**EXERCISE GOAL**
The answer is a number and only a number: how many lines of the data include the string "检查头发"?

(Page and application data records)
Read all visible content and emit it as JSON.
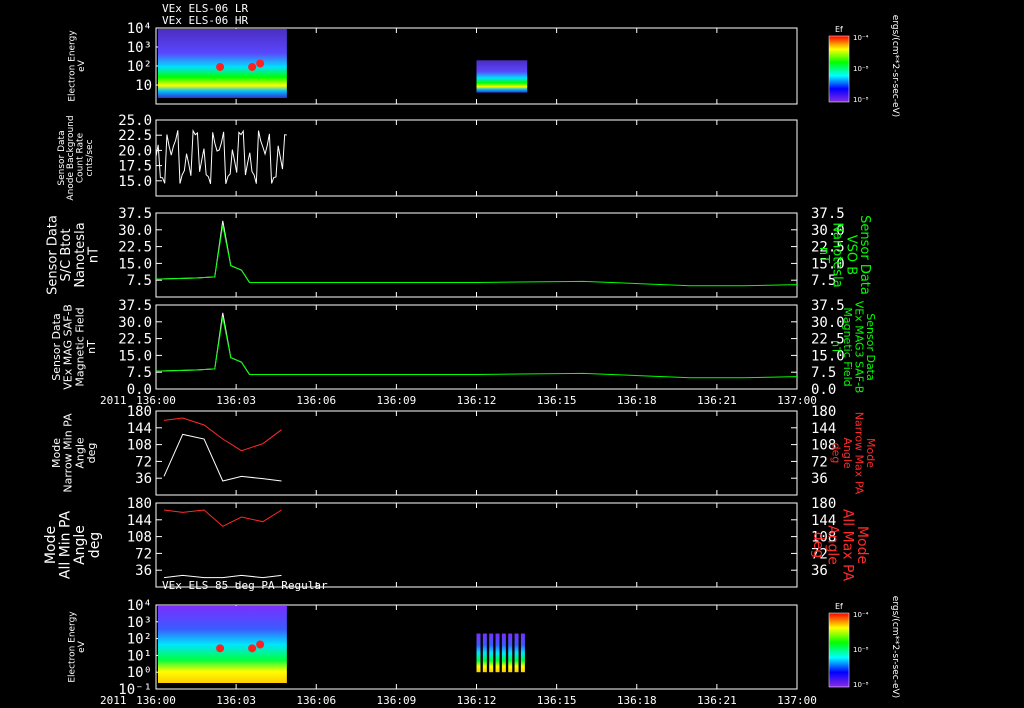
{
  "chart_data": [
    {
      "type": "heatmap",
      "title_lines": [
        "VEx ELS-06 LR",
        "VEx ELS-06 HR"
      ],
      "ylabel_lines": [
        "Electron Energy",
        "eV"
      ],
      "y_scale": "log",
      "ylim": [
        1,
        10000
      ],
      "yticks": [
        {
          "v": 10000,
          "l": "10⁴"
        },
        {
          "v": 1000,
          "l": "10³"
        },
        {
          "v": 100,
          "l": "10²"
        },
        {
          "v": 10,
          "l": "10"
        }
      ],
      "colorbar": {
        "label": "Ef",
        "ticks": [
          "10⁻⁴",
          "10⁻⁸",
          "10⁻⁸"
        ],
        "units": "ergs/(cm**2-sr-sec-eV)"
      },
      "blocks": [
        {
          "x": [
            0,
            4.9
          ]
        },
        {
          "x": [
            12.0,
            13.9
          ],
          "y": [
            4,
            200
          ]
        }
      ]
    },
    {
      "type": "line",
      "ylabel_lines": [
        "Sensor Data",
        "Anode Background",
        "Count Rate",
        "cnts/sec"
      ],
      "ylim": [
        12.5,
        25.0
      ],
      "yticks": [
        {
          "v": 25.0,
          "l": "25.0"
        },
        {
          "v": 22.5,
          "l": "22.5"
        },
        {
          "v": 20.0,
          "l": "20.0"
        },
        {
          "v": 17.5,
          "l": "17.5"
        },
        {
          "v": 15.0,
          "l": "15.0"
        }
      ],
      "series": [
        {
          "color": "#ffffff",
          "x_range": [
            0,
            4.9
          ],
          "values_range": [
            14.5,
            23.5
          ]
        }
      ]
    },
    {
      "type": "line",
      "ylabel_lines": [
        "Sensor Data",
        "S/C Btot",
        "Nanotesla",
        "nT"
      ],
      "right_label_lines": [
        "Sensor Data",
        "VSO B",
        "Nanotesla",
        "nT"
      ],
      "ylim": [
        0,
        37.5
      ],
      "yticks": [
        {
          "v": 37.5,
          "l": "37.5"
        },
        {
          "v": 30.0,
          "l": "30.0"
        },
        {
          "v": 22.5,
          "l": "22.5"
        },
        {
          "v": 15.0,
          "l": "15.0"
        },
        {
          "v": 7.5,
          "l": "7.5"
        }
      ],
      "series": [
        {
          "color": "#ffffff",
          "x": [
            0,
            1.5,
            2.2,
            2.5,
            2.8,
            3.2,
            3.5,
            4.9
          ],
          "y": [
            8,
            8.5,
            9,
            34,
            14,
            12,
            6.5,
            6.5
          ]
        },
        {
          "color": "#00ff00",
          "x": [
            0,
            1.5,
            2.2,
            2.5,
            2.8,
            3.2,
            3.5,
            8,
            12,
            16,
            20,
            22,
            24
          ],
          "y": [
            8,
            8.5,
            9,
            32,
            14,
            12,
            6.5,
            6.5,
            6.5,
            7.0,
            5.0,
            5.0,
            5.5
          ]
        }
      ]
    },
    {
      "type": "line",
      "ylabel_lines": [
        "Sensor Data",
        "VEx MAG SAF-B",
        "Magnetic Field",
        "nT"
      ],
      "right_label_lines": [
        "Sensor Data",
        "VEx MAG3 SAF-B",
        "Magnetic Field",
        "nT"
      ],
      "ylim": [
        0,
        37.5
      ],
      "yticks": [
        {
          "v": 37.5,
          "l": "37.5"
        },
        {
          "v": 30.0,
          "l": "30.0"
        },
        {
          "v": 22.5,
          "l": "22.5"
        },
        {
          "v": 15.0,
          "l": "15.0"
        },
        {
          "v": 7.5,
          "l": "7.5"
        },
        {
          "v": 0.0,
          "l": "0.0"
        }
      ],
      "series": [
        {
          "color": "#ffffff",
          "x": [
            0,
            1.5,
            2.2,
            2.5,
            2.8,
            3.2,
            3.5,
            4.9
          ],
          "y": [
            8,
            8.5,
            9,
            34,
            14,
            12,
            6.5,
            6.5
          ]
        },
        {
          "color": "#00ff00",
          "x": [
            0,
            1.5,
            2.2,
            2.5,
            2.8,
            3.2,
            3.5,
            8,
            12,
            16,
            20,
            22,
            24
          ],
          "y": [
            8,
            8.5,
            9,
            32,
            14,
            12,
            6.5,
            6.5,
            6.5,
            7.0,
            5.0,
            5.0,
            5.5
          ]
        }
      ]
    },
    {
      "type": "line",
      "ylabel_lines": [
        "Mode",
        "Narrow Min PA",
        "Angle",
        "deg"
      ],
      "right_label_lines": [
        "Mode",
        "Narrow Max PA",
        "Angle",
        "deg"
      ],
      "ylim": [
        0,
        180
      ],
      "yticks": [
        {
          "v": 180,
          "l": "180"
        },
        {
          "v": 144,
          "l": "144"
        },
        {
          "v": 108,
          "l": "108"
        },
        {
          "v": 72,
          "l": "72"
        },
        {
          "v": 36,
          "l": "36"
        }
      ],
      "series": [
        {
          "color": "#ffffff",
          "x": [
            0.3,
            1.0,
            1.8,
            2.5,
            3.2,
            4.0,
            4.7
          ],
          "y": [
            40,
            130,
            120,
            30,
            40,
            35,
            30
          ]
        },
        {
          "color": "#ff2a2a",
          "x": [
            0.3,
            1.0,
            1.8,
            2.5,
            3.2,
            4.0,
            4.7
          ],
          "y": [
            160,
            165,
            150,
            120,
            95,
            110,
            140
          ]
        }
      ]
    },
    {
      "type": "line",
      "ylabel_lines": [
        "Mode",
        "All Min PA",
        "Angle",
        "deg"
      ],
      "right_label_lines": [
        "Mode",
        "All Max PA",
        "Angle",
        "deg"
      ],
      "ylim": [
        0,
        180
      ],
      "yticks": [
        {
          "v": 180,
          "l": "180"
        },
        {
          "v": 144,
          "l": "144"
        },
        {
          "v": 108,
          "l": "108"
        },
        {
          "v": 72,
          "l": "72"
        },
        {
          "v": 36,
          "l": "36"
        }
      ],
      "series": [
        {
          "color": "#ffffff",
          "x": [
            0.3,
            1.0,
            1.8,
            2.5,
            3.2,
            4.0,
            4.7
          ],
          "y": [
            20,
            25,
            20,
            20,
            25,
            20,
            25
          ]
        },
        {
          "color": "#ff2a2a",
          "x": [
            0.3,
            1.0,
            1.8,
            2.5,
            3.2,
            4.0,
            4.7
          ],
          "y": [
            165,
            160,
            165,
            130,
            150,
            140,
            165
          ]
        }
      ]
    },
    {
      "type": "heatmap",
      "title_lines": [
        "VEx ELS 85 deg PA Regular"
      ],
      "ylabel_lines": [
        "Electron Energy",
        "eV"
      ],
      "y_scale": "log",
      "ylim": [
        0.1,
        10000
      ],
      "yticks": [
        {
          "v": 10000,
          "l": "10⁴"
        },
        {
          "v": 1000,
          "l": "10³"
        },
        {
          "v": 100,
          "l": "10²"
        },
        {
          "v": 10,
          "l": "10¹"
        },
        {
          "v": 1,
          "l": "10⁰"
        },
        {
          "v": 0.1,
          "l": "10⁻¹"
        }
      ],
      "colorbar": {
        "label": "Ef",
        "ticks": [
          "10⁻⁴",
          "10⁻⁸",
          "10⁻⁸"
        ],
        "units": "ergs/(cm**2-sr-sec-eV)"
      },
      "blocks": [
        {
          "x": [
            0,
            4.9
          ]
        },
        {
          "x": [
            12.0,
            13.9
          ],
          "y": [
            1,
            200
          ]
        }
      ]
    }
  ],
  "x_axis": {
    "year": "2011",
    "ticks": [
      {
        "v": 0,
        "l": "136:00"
      },
      {
        "v": 3,
        "l": "136:03"
      },
      {
        "v": 6,
        "l": "136:06"
      },
      {
        "v": 9,
        "l": "136:09"
      },
      {
        "v": 12,
        "l": "136:12"
      },
      {
        "v": 15,
        "l": "136:15"
      },
      {
        "v": 18,
        "l": "136:18"
      },
      {
        "v": 21,
        "l": "136:21"
      },
      {
        "v": 24,
        "l": "137:00"
      }
    ],
    "xlim": [
      0,
      24
    ]
  }
}
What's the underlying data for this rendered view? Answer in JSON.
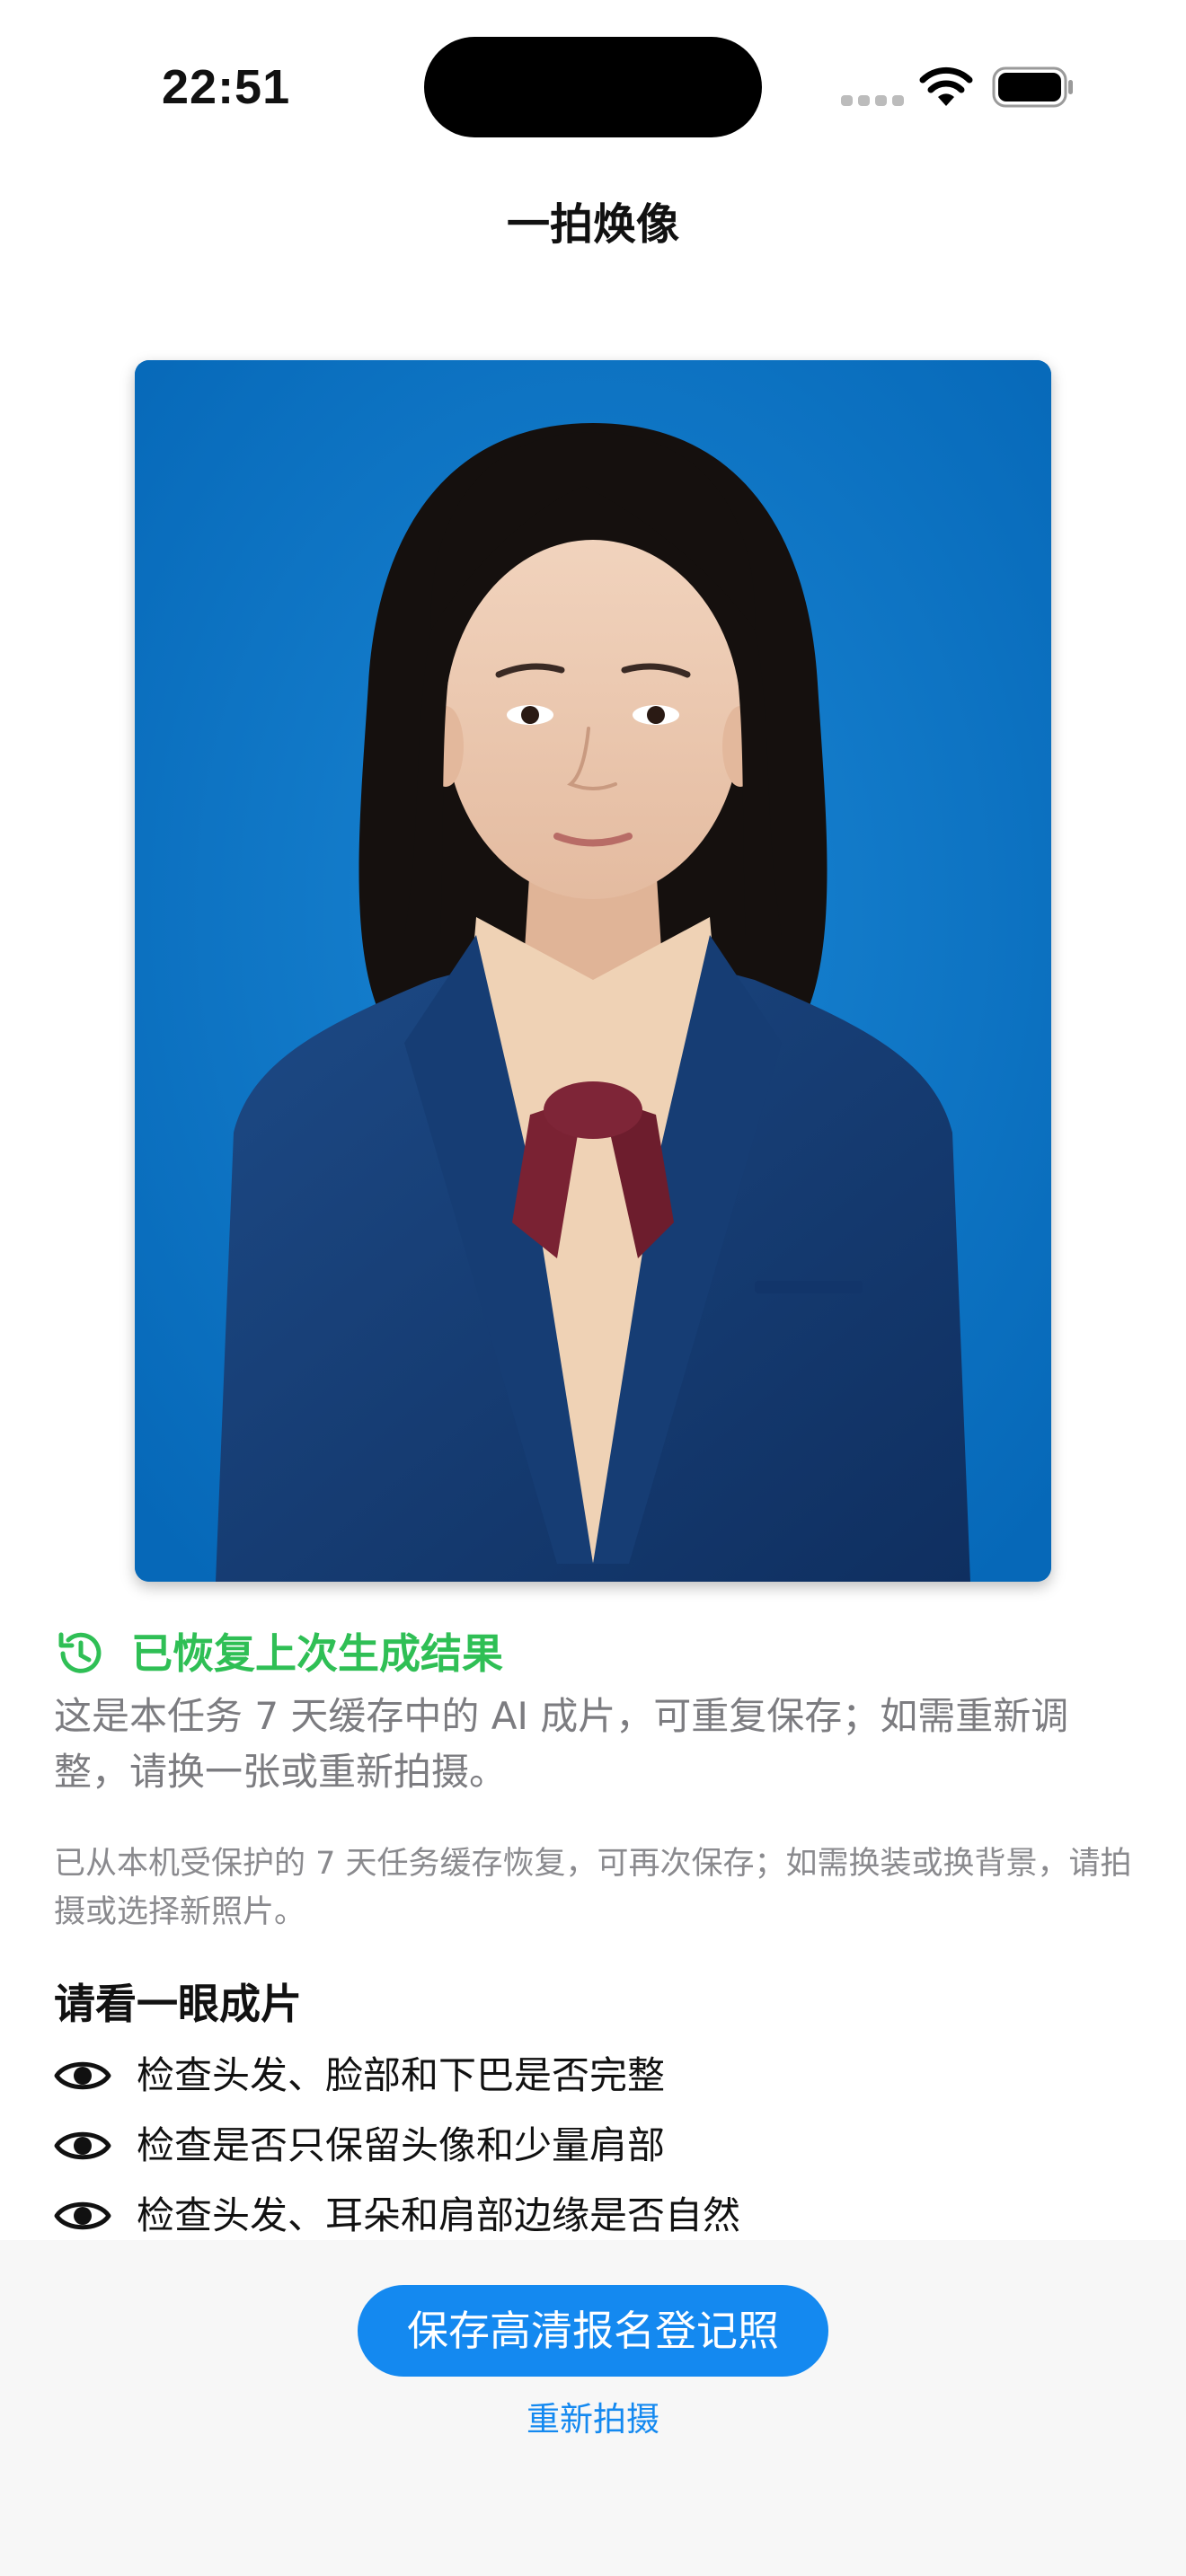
{
  "status_bar": {
    "time": "22:51",
    "wifi_icon": "wifi-icon",
    "battery_icon": "battery-icon",
    "signal_icon": "cellular-signal-icon"
  },
  "header": {
    "title": "一拍焕像"
  },
  "photo": {
    "description_icon": "id-photo-image",
    "background_color": "#0a76c8"
  },
  "restored": {
    "icon": "history-icon",
    "title": "已恢复上次生成结果",
    "title_color": "#2fbf55",
    "description": "这是本任务 7 天缓存中的 AI 成片，可重复保存；如需重新调整，请换一张或重新拍摄。",
    "cache_note": "已从本机受保护的 7 天任务缓存恢复，可再次保存；如需换装或换背景，请拍摄或选择新照片。"
  },
  "checklist": {
    "heading": "请看一眼成片",
    "item_icon": "eye-icon",
    "items": [
      {
        "label": "检查头发、脸部和下巴是否完整"
      },
      {
        "label": "检查是否只保留头像和少量肩部"
      },
      {
        "label": "检查头发、耳朵和肩部边缘是否自然"
      }
    ]
  },
  "actions": {
    "save_label": "保存高清报名登记照",
    "retake_label": "重新拍摄",
    "accent_color": "#1489f0"
  }
}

**TASK SOLUTION**
2